Bluewater houseboats have been fitted with just about everything you need to go out cruising. They also come with a more powerful engine and sails.
Onboard Water System
Every houseboat needs a working water management system. In fact, houseboats may have multiple onboard water systems to make sure that you can be comfortable while living in one. If you are buying a houseboat for the first time, then you might want to engage a houseboat instructor who can review the water system you have installed in the houseboat.
Onboard water systems will make sure you always have enough fresh water for the shower, sink, and dishwasher in your houseboat. The size of the freshwater tank varies depending on the type of houseboat, but you can check the freshwater supply you have stored by looking at the gauge on the helm. The tank has a filter installed, and there are freshwater pumps that control the flow and pressure of the water.
Unlike a normal house, where the wastewater from the sink, toilets, and shower will drain out of your home via pipes into the city's sewage system, in a houseboat, the wastewater is going to drain into a waste holding tank. Again, the size of this tank varies depending on the type and size of the houseboat. The tank is then emptied back in the marina, and there's a gauge that indicates when the wastewater tank has reached its full capacity.
Your houseboat is also going to be fitted with a marine toilet, which is a lot different from the ones you have at home. Marine toilets draw water from an external water source for flushing before being drained out into the wastewater tank. So, that grinding sound you hear whenever you turn the flush in your houseboat is the boat's in-line macerator that's grinding up all the waste before emptying it into the wastewater tank. This way, nothing goes into the lake or marina you're docked in.
The hull length of the boat is the amount of room you can physically walk around in. This figure indicates how much living space you will have onboard the yacht. On the other hand, the length overall (LOA) is the whole length of the boat. This is useful information for a marina owner since it tells him how much room the yacht will take up at the dock.

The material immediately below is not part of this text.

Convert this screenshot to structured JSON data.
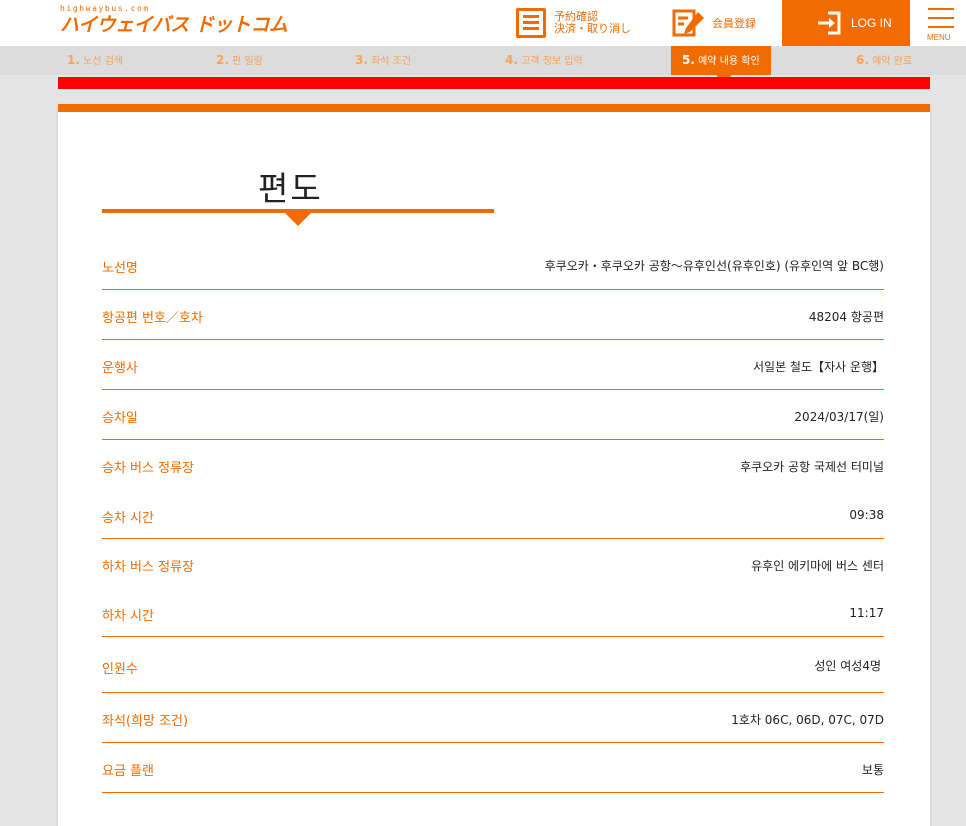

It's crucial to know the boat's draught or how deep it goes so the bottom doesn't scrape against rocks and cause damage to the house. LOA runs from the very back of the stern to the tip of the bow and tells the owner of the marina where your houseboat will be docked just how much space it will be taking.
Getting a Wet Slide
A wet slide is one of the highlights of owning a houseboat. Many houseboats come equipped with a water slide. This means all you have to do is push a button, and the pump draws in water from the lake to wet the slide.
Even when compared to apartment-sized buildings, ordinary houseboats offer small living space at their most basic level. They won't have many of the same amenities as houses on land, such as many floors or a lot of storage space unless they are ultra-modern and extremely pricey. However, every houseboat (even the most basic ones) comes with some basic areas such as the galley or kitchen, the head or bathroom, the stateroom or bedroom, the berth or bed, and cabin or living room, and the cockpit or control room, which is also known as the bridge.
It goes without saying that you're going to need power whether you are in a cruising or a non-cruising houseboat. The Cruising houseboats might use rechargeable batteries or a generator to power the electronics and machinery around the houseboat, while non-cruising houseboats can just hook up to the marina's grid station.
In the end, houseboats are generally constructed with either wood or fiberglass, mainly because they do not rust like metal or aluminum. Out of the two, wood is the cheaper option, so that's another factor to consider if you are in the market for a houseboat.